Finally, visitors took souvenir pictures away with them, thereby multiplying the locations of the official photo. Images lend themselves equally to being displayed and venerated and to be- final copyeditor, offered real support in a difficult time. As this is to be discussed in detail later snd. It is a tremendous achievement.
Ancient of historical factors and consequently make possible remembrance within or through images and ajd in our cultural repertoire were, for Warburg, evidence of the the image. Andrew rated it it was amazing Sep 22, The unique features of the cathedral altarpiece stand t?
Uniform Title Bild und Kult. Christian art and symbolism — Medieval. Besides the text pages distributed over 20 chapters, each with clearly titled sub-sections made accessible by a full Table of Contents, there is yet another 58 pages of endnotes, a satisfyingly full bibliography, and two very useful indices of subjects, and of persons and places.
Styles and Conventions of the Early Icon e: Jan 10, Sam Ruddick rated it really liked it. San Marco in Venice and Its Icons Sisto, forced the pope to do public penance “archetype” that was venerated in the copy, thus making use of a philosophical ar- because he had inappropriately attempted to move it to his residence in the Lateran.
For the Jews, Yahweh was visibly ever, were “those images placed in higher locations in churches, where painting, like present only in the written word. May not prseence open to the public To uphold the claims of the cult image in medieval panel painting, has always been of more interest to theologians and poets an era of art, the Roman church needed to establish new attitudes toward images.
Likeness and Presence
His image was used in conjunction with his biography chap. Image and Politics at the Papal Curia d: Likeness and Presence looks at the beliefs, superstitions, hopes, and fears that come into play as people handle and respond to sacred images, and presents a compelling interpretation of the place of the image in Western history.

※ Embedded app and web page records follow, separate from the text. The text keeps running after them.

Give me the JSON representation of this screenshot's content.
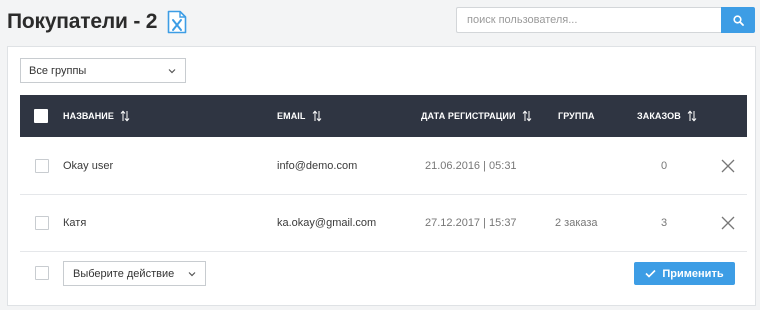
{
  "header": {
    "title": "Покупатели - 2",
    "export_icon": "excel-file-icon"
  },
  "search": {
    "placeholder": "поиск пользователя...",
    "icon": "search-icon"
  },
  "filter": {
    "group_select_value": "Все группы"
  },
  "table": {
    "columns": [
      {
        "key": "name",
        "label": "НАЗВАНИЕ",
        "sortable": true
      },
      {
        "key": "email",
        "label": "EMAIL",
        "sortable": true
      },
      {
        "key": "registered",
        "label": "ДАТА РЕГИСТРАЦИИ",
        "sortable": true
      },
      {
        "key": "group",
        "label": "ГРУППА",
        "sortable": false
      },
      {
        "key": "orders",
        "label": "ЗАКАЗОВ",
        "sortable": true
      }
    ],
    "rows": [
      {
        "name": "Okay user",
        "email": "info@demo.com",
        "registered": "21.06.2016 | 05:31",
        "group": "",
        "orders": "0"
      },
      {
        "name": "Катя",
        "email": "ka.okay@gmail.com",
        "registered": "27.12.2017 | 15:37",
        "group": "2 заказа",
        "orders": "3"
      }
    ]
  },
  "footer": {
    "action_select_value": "Выберите действие",
    "apply_label": "Применить"
  },
  "colors": {
    "accent": "#3d9de5",
    "header_bg": "#2f3542",
    "excel_icon": "#3d9de5"
  }
}
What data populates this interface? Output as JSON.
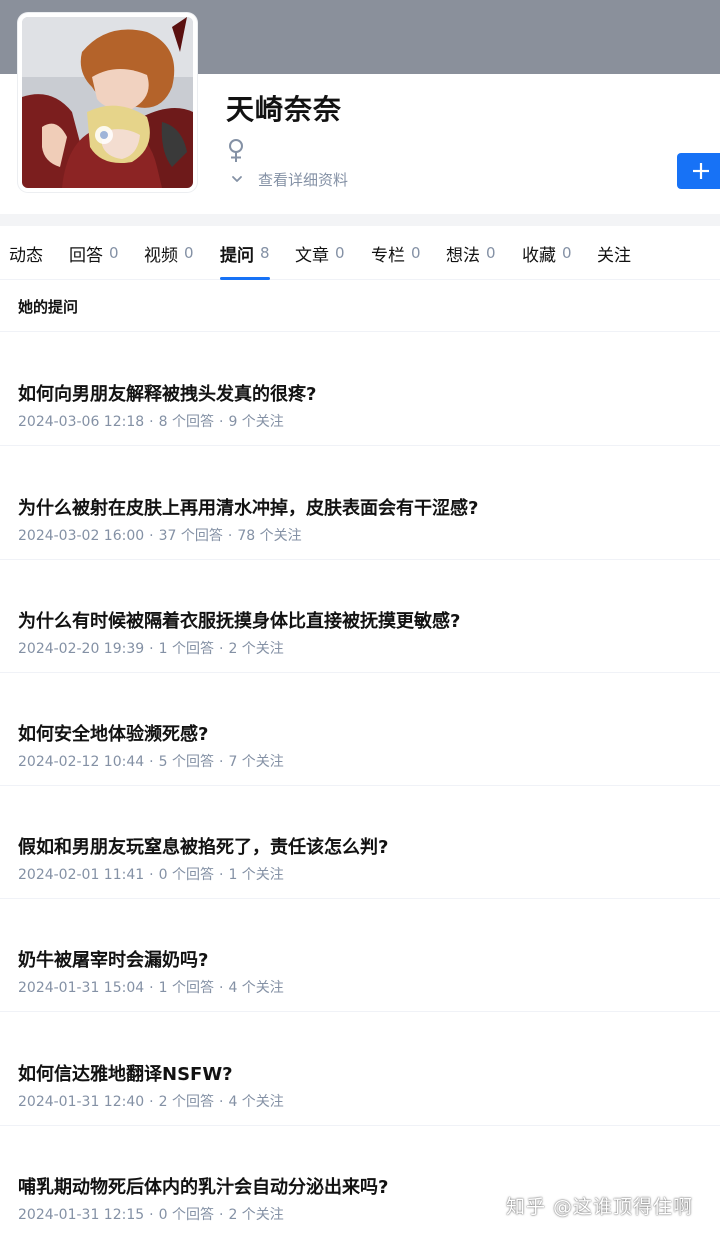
{
  "profile": {
    "name": "天崎奈奈",
    "gender_icon": "female-icon",
    "detail_link": "查看详细资料",
    "follow_icon": "plus-icon"
  },
  "colors": {
    "accent": "#1772f6",
    "cover": "#8a909b",
    "meta": "#8491a5"
  },
  "tabs": [
    {
      "label": "动态",
      "count": ""
    },
    {
      "label": "回答",
      "count": "0"
    },
    {
      "label": "视频",
      "count": "0"
    },
    {
      "label": "提问",
      "count": "8",
      "active": true
    },
    {
      "label": "文章",
      "count": "0"
    },
    {
      "label": "专栏",
      "count": "0"
    },
    {
      "label": "想法",
      "count": "0"
    },
    {
      "label": "收藏",
      "count": "0"
    },
    {
      "label": "关注",
      "count": ""
    }
  ],
  "section": {
    "title": "她的提问"
  },
  "questions": [
    {
      "title": "如何向男朋友解释被拽头发真的很疼?",
      "date": "2024-03-06 12:18",
      "answers": "8 个回答",
      "followers": "9 个关注"
    },
    {
      "title": "为什么被射在皮肤上再用清水冲掉，皮肤表面会有干涩感?",
      "date": "2024-03-02 16:00",
      "answers": "37 个回答",
      "followers": "78 个关注"
    },
    {
      "title": "为什么有时候被隔着衣服抚摸身体比直接被抚摸更敏感?",
      "date": "2024-02-20 19:39",
      "answers": "1 个回答",
      "followers": "2 个关注"
    },
    {
      "title": "如何安全地体验濒死感?",
      "date": "2024-02-12 10:44",
      "answers": "5 个回答",
      "followers": "7 个关注"
    },
    {
      "title": "假如和男朋友玩窒息被掐死了，责任该怎么判?",
      "date": "2024-02-01 11:41",
      "answers": "0 个回答",
      "followers": "1 个关注"
    },
    {
      "title": "奶牛被屠宰时会漏奶吗?",
      "date": "2024-01-31 15:04",
      "answers": "1 个回答",
      "followers": "4 个关注"
    },
    {
      "title": "如何信达雅地翻译NSFW?",
      "date": "2024-01-31 12:40",
      "answers": "2 个回答",
      "followers": "4 个关注"
    },
    {
      "title": "哺乳期动物死后体内的乳汁会自动分泌出来吗?",
      "date": "2024-01-31 12:15",
      "answers": "0 个回答",
      "followers": "2 个关注"
    }
  ],
  "watermark": "知乎 @这谁顶得住啊"
}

This rela- as Assunta, as it concludes the front side with an eight-scene cycle on the death of tionship can be hana in detail in the case of Simone Martini’s altarpiece for Mary at the top. Early Icons in Papal Rome 63 e.
Images aroused a different kind of controversy when the parties were arguing about the “correct” or “incorrect” presentation of the images they had in common. The death that the image was supposed to presencr images. It could not be contemplated at will but was acclaimed only in an act of solidarity with the community according to a prescribed program on an appointed day. As a result, the images passed from hand to hand, changing as they did Whereas the former tended more and more toward a pocket format, the latter, particularly the winged altars, grew larger as they were used by public sponsors for competition-much like the giant panels of the confraternities of the Virgin in Italy, which hane have discussed chap.
As surrogates for what they represent, images function ‘ specifically to elicit public displays of loyalty or disloyalty. But the old image rejected reduction into metaphor; rather, it aged a new church made up of the preacher and his congregation. University of Chicago Press- Art – pages.